Brand new babies are born with survival methods. They cry and suck. When they cry, someone, usually their mothers, takes care of them. Besides getting comfort and nourishment, a strong bond grows between babies and their mothers. Children soon acquire additional techniques for getting their needs met.
Intensity of needs varies from person to person and can be characterized by numbers on a scale of 1-5, five being highest. Over the years, my need for survival has changed. I’ve fluctuated between 3 and 4, depending on my life stage and what became important to me. When I began riding my motorcycle, I’m sure friends and family thought I hovered at one. I figured a 4 since I took a motorcycle safety class, always wore protective gear, kept my motorcycle in top repair, and practiced my skills.
Survival involves physical safety, financial security, and emotional stability. Judy’s need for survival surpasses mine. She is our health watcher, organizing our annual exams. She logs the results of every blood test and examines the trends. In financial matters, she’s the one who watches the market and investigates options. We laugh together as she says, “I have a high need for safety,” while checking the doors and setting the alarm system at bedtime.
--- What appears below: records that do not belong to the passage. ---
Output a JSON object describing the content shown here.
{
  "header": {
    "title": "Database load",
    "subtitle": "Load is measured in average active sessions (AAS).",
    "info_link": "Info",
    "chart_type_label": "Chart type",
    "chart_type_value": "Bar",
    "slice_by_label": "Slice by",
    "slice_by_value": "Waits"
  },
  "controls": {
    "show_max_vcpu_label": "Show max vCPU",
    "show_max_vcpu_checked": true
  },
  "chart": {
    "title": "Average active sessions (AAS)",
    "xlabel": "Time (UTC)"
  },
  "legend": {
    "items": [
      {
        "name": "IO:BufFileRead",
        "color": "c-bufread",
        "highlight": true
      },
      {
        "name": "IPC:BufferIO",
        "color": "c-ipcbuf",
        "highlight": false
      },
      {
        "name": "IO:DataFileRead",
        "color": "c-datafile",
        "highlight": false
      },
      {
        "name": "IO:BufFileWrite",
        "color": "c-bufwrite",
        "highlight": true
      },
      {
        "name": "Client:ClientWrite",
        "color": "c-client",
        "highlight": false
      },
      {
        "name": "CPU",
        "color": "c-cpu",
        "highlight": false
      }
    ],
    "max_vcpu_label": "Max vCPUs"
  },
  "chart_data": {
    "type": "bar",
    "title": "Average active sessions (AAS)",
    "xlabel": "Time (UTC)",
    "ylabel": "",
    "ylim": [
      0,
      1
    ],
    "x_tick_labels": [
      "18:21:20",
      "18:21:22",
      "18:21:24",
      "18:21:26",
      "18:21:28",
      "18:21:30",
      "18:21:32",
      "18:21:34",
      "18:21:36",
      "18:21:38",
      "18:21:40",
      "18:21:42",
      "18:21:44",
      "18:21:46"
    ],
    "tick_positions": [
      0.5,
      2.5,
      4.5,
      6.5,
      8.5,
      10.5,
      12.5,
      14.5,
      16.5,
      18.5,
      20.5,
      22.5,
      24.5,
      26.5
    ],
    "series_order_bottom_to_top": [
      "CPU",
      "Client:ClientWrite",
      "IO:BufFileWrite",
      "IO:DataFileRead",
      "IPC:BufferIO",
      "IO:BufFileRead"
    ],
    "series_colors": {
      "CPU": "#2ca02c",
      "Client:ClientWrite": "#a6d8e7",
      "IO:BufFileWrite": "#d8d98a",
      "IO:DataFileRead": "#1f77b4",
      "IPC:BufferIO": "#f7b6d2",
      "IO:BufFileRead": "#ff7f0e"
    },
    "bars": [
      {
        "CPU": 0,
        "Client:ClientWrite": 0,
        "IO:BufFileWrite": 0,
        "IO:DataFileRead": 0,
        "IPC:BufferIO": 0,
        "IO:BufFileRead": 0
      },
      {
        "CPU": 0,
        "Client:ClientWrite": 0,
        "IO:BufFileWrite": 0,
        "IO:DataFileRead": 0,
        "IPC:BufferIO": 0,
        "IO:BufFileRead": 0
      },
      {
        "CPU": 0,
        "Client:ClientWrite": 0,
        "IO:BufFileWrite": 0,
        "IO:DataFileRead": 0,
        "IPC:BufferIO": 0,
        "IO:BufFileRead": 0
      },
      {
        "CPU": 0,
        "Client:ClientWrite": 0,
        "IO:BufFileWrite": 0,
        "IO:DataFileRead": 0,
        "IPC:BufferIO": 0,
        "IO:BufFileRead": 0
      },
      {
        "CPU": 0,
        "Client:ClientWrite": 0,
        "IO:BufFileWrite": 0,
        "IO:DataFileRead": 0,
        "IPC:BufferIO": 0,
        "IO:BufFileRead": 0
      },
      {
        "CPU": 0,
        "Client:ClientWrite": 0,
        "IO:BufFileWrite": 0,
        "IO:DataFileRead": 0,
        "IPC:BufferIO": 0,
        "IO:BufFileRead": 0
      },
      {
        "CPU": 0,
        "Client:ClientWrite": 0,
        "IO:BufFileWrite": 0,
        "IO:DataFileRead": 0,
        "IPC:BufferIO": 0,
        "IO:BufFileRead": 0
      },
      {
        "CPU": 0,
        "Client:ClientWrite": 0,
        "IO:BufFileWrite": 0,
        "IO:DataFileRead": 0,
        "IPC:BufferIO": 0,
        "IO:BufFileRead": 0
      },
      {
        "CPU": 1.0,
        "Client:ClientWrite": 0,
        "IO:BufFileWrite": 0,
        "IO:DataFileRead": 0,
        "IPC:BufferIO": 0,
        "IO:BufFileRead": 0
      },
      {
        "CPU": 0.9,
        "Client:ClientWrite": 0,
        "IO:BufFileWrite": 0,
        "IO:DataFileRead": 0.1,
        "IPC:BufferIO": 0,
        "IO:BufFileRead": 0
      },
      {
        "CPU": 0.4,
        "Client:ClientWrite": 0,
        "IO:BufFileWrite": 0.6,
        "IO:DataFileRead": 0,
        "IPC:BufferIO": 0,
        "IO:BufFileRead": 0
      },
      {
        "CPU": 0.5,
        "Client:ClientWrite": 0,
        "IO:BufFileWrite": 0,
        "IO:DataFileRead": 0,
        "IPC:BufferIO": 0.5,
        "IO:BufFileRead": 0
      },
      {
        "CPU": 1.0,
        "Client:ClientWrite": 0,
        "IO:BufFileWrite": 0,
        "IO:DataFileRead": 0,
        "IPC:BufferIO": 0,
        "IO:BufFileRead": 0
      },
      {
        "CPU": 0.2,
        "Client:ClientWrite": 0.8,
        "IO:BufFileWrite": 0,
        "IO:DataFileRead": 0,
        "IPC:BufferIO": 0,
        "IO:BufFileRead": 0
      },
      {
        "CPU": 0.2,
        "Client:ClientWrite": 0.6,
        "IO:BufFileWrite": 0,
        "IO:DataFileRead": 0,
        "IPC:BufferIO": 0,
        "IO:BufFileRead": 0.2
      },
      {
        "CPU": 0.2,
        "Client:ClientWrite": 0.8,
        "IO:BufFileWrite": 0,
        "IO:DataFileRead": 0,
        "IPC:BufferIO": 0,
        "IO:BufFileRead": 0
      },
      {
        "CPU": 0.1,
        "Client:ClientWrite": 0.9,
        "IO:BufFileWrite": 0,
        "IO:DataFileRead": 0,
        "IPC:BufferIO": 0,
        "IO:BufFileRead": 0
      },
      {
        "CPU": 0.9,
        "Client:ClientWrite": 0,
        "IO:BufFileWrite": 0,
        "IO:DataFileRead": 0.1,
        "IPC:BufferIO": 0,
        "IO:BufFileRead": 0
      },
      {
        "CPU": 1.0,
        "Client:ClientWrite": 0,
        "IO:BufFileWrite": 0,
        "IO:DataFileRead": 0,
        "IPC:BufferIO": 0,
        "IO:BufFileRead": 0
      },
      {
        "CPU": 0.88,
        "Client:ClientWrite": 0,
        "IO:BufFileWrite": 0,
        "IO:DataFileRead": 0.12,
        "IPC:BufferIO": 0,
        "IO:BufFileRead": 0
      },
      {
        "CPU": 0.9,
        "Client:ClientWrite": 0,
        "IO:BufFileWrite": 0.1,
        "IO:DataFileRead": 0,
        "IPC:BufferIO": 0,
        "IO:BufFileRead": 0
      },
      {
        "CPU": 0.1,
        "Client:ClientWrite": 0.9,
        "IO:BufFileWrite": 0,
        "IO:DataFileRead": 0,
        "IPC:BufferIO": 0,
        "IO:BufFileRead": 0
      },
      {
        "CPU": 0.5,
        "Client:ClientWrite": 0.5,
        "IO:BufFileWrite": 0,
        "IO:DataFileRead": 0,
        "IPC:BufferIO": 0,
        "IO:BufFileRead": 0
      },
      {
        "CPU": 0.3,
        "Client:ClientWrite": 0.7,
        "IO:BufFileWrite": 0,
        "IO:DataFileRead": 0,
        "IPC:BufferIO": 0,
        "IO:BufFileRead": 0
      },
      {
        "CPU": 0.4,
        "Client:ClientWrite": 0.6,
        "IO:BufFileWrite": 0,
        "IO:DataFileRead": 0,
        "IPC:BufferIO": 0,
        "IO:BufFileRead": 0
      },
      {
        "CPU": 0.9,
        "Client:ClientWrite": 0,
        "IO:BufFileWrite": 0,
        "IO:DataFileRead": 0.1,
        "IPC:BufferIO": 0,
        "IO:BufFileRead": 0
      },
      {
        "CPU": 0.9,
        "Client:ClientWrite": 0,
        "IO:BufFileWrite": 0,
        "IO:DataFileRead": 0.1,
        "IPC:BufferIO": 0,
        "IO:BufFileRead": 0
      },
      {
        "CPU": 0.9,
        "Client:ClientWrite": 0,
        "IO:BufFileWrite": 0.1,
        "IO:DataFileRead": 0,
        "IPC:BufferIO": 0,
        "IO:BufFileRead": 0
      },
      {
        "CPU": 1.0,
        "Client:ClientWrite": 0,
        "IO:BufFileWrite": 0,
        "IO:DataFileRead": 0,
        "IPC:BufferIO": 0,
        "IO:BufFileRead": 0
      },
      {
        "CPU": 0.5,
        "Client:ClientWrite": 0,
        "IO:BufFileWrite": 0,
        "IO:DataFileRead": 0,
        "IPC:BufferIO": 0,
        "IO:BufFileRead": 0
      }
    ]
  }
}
How can two people who are not at the same level of a particular need get along so well? Because I realize Judy’s a five on survival, I know when we’ve entered the house after taking a dip in the spa, she must be sure that the back patio door is secured. I step away and allow her to lock it herself. If I leave an open window, she says, “Just tell me that you’ve opened a window, and I’ll make sure it’s closed.” No drama; no making it personal. And no taking it personally.
Each partner’s behavior is about them and what they need, not about the other one. It’s essential to recognize this and not become offended or get angry at behavior that is an expression of the need. Then the couple is able to communicate, see the value in each other’s concerns, and carry on without blame or criticism.
Think about your close ones and their behaviors. Try to assess their need for survival on a scale of 1-5. Does one child save his money in a piggy bank while another spends all his or gives it away? Does a good friend choose to risk having health issues by ignoring her family history? What about a cousin who jogs and watches her diet?
Where are you on survival? Understanding one’s own and each other’s needs, and behaving accordingly, is key in maintaining successful relationships.
~ xoA ~